Changes in style that can be made in the text without changing the substance of the law are incorporated by the staff during codification. Errors, inconsistencies, and unconstitutional statutes that were discovered have been corrected by bills introduced in the 1977 through 2017 legislative sessions at the request of the Code Commissioner.
During the initial recodification process, nonsubstantive changes were made in the following areas:
Code Commissioner Reports
All changes, other than punctuation, capitalization, and spelling, made by the staff during the initial recodification are reported in the Official Report of the Montana Code Commissioner contained in the unnumbered volume of the 1978 MCA (red edition). Following each legislative session, all such changes made since the last report are reported and published in annotations, Vol. 1 (see section 1-11-204(3)(c), MCA).

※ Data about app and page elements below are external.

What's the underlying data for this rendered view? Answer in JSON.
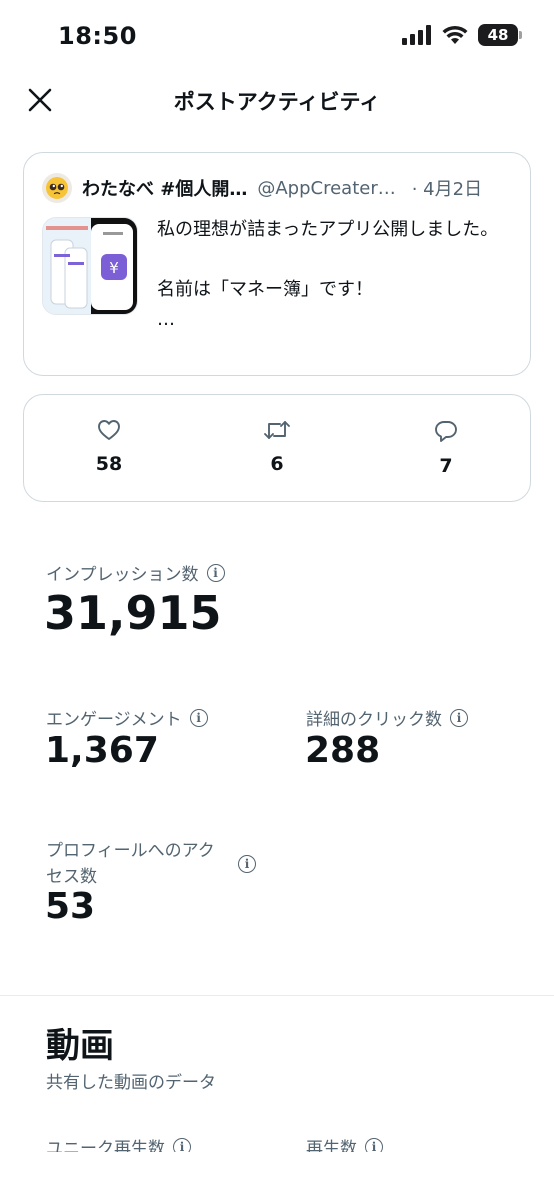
{
  "status_bar": {
    "time": "18:50",
    "battery": "48"
  },
  "header": {
    "title": "ポストアクティビティ"
  },
  "post": {
    "author_name": "わたなべ #個人開…",
    "handle": "@AppCreater…",
    "date": "· 4月2日",
    "text": "私の理想が詰まったアプリ公開しました。\n\n名前は「マネー簿」です！\n…"
  },
  "engagement": {
    "likes": "58",
    "reposts": "6",
    "replies": "7"
  },
  "stats": {
    "impressions_label": "インプレッション数",
    "impressions_value": "31,915",
    "engagements_label": "エンゲージメント",
    "engagements_value": "1,367",
    "detail_clicks_label": "詳細のクリック数",
    "detail_clicks_value": "288",
    "profile_visits_label": "プロフィールへのアク\nセス数",
    "profile_visits_value": "53"
  },
  "video": {
    "title": "動画",
    "subtitle": "共有した動画のデータ",
    "unique_plays_label": "ユニーク再生数",
    "plays_label": "再生数"
  },
  "colors": {
    "text": "#0f1419",
    "secondary": "#536471",
    "border": "#cfd9de"
  },
  "icons": [
    "close-icon",
    "heart-icon",
    "repost-icon",
    "reply-icon",
    "info-icon",
    "signal-icon",
    "wifi-icon",
    "battery-icon"
  ]
}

Effect of Changes
No presumption of legislative construction is to be drawn from the MCA code arrangement (section 1-11-103, MCA). In case of inconsistencies resulting from omissions or other errors in codification, the version of the official enrolled bill on file with the Secretary of State will prevail. Codification does not change the law, and the effect of each statute is the same as when originally enacted. Because the Code Commissioner has no legislative power, there can be no change in the law without legislative sanction. The function of codification is to organize law, not to change law.
Legislative action taken since the 1979 recodification has been added to the end of the history.
Abbreviations used in the MCA histories are as follows:
For general questions, please call:
Technical Support Email:
Legislative Services Division
PO Box 201706
Helena MT 59620-1706
Disclaimer: The Internet version of the Montana Code Annotated is provided as a research tool to users of the Code. In case of inconsistencies resulting from omissions or other errors, the printed version will prevail.